There's no contested election this spring in Arlington Heights - a critic of possible Bears public subsidies having been tossed from the ballot - but candidates in Rolling Meadows' lone aldermanic race have a lot to say about the team's possible move next door and its effect on their city.

Incumbent Ward 5 Alderman Jon Bisesi and challenger Stefanie Boucher agree that the Bears' redevelopment of the shuttered Arlington Park racetrack would overall be a benefit to their town. But they also worry about the strain on city services on gamedays and emphasized the need to be prepared for what may come.

Bisesi, who is seeking a second term, said it's important for Rolling Meadows to have "a seat at the table" in discussions over the Bears' proposed stadium and mixed-use development, for things like sound barriers or screening for residents who live near Route 53. He also said the city could see savings by leveraging the Arlington Park redevelopment with the city water and sewer replacements that need to be done nearby.

In the past, Arlington Heights gave Rolling Meadows some financial support for police who worked traffic control on busy race days, and Bisesi said that intergovernmental cooperation would be important going forward.

"There are several potential negative impacts: noise, traffic, strain on our services. Things like that. But there's also opportunity for development," Bisesi said during a recent interview with a representative of the Daily Herald Editorial Board. "We have an industrial park right next to Arlington Park that will (benefit) quite a bit I believe by that going in. I do believe that this could mean more restaurants, potentially another hotel, and entertainment options within Rolling Meadows that will help our tax base.

"We need to come up with creative ways of being able to fund additional police, fire and public works support to accommodate it. But as long as we're ahead of the curve and trying to understand and knock down the various issues as we're going through this process, I think it will definitely be overall a good thing for our community."

Boucher, a project manager at Motorola Solutions and former PTA president in local schools, said she's spoken to Rolling Meadows police officers and firefighters who are concerned about the potential uptick in traffic and needs on city services. She said the city needs to work on bringing in more business - specifically, restaurants - for fans to stop at before and after games.

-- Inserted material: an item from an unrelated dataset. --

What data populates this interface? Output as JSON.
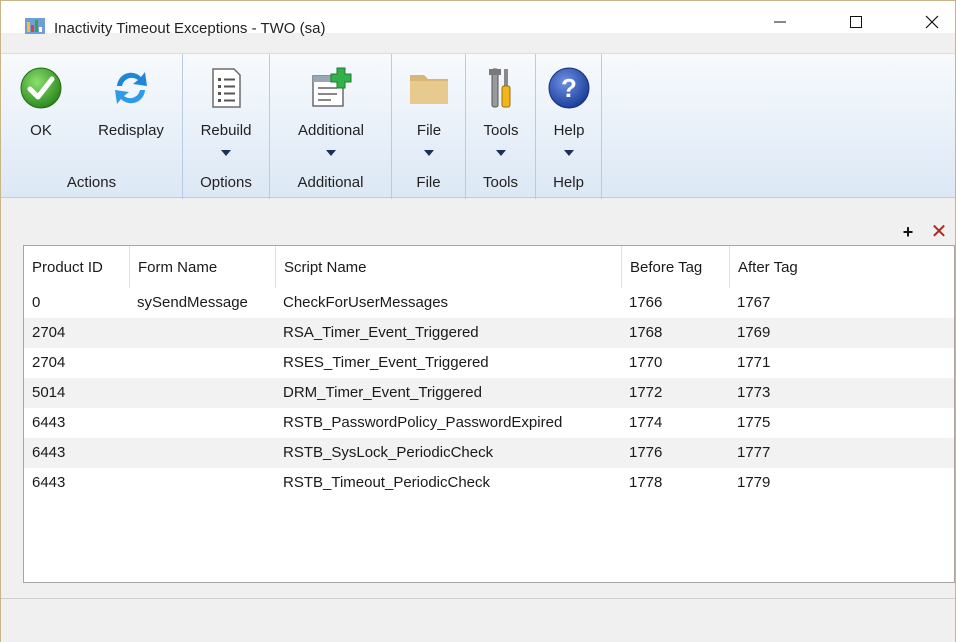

"I think that needs to be a big push for the city council going forward so we don't become a drive-through community," Boucher said. "So, my concern as a resident is we're going to take on the police costs, we're going to take on the fire costs, we're going to take on the traffic control, and we're going to bring nothing in business-wise because there will be nothing for people to stop at."

She said the Bears project is an opportunity for the city.

"I think it's going to be great to have people come in through Rolling Meadows. A lot of people know Arlington Heights. They know Mount Prospect. They know Schaumburg. They kind of don't know our little hidden gem there in the middle," Boucher said. "That gives us a lot of potential to really get on people's radar, especially if we can offer them some accommodations, whether it be hotels or restaurants or places to be. I think this is really going to help Rolling Meadows grow and modernize and move into that same way of our surrounding communities."

There are no other contested races on the April 4 ballot in Rolling Meadows. Nor are there in Palatine, which borders the Bears' new property on the north.

In Arlington Heights, four candidates are running for four open positions on the village board, after public subsidy critic Martin Bauer didn't have enough signatures on his nominating petitions to qualify for the ballot.

Article Comments
Guidelines: Keep it civil and on topic; no profanity, vulgarity, slurs or personal attacks. People who harass others or joke about tragedies will be blocked. If a comment violates these standards or our terms of service, click the "flag" link in the lower-right corner of the comment box. To find our more, read our FAQ.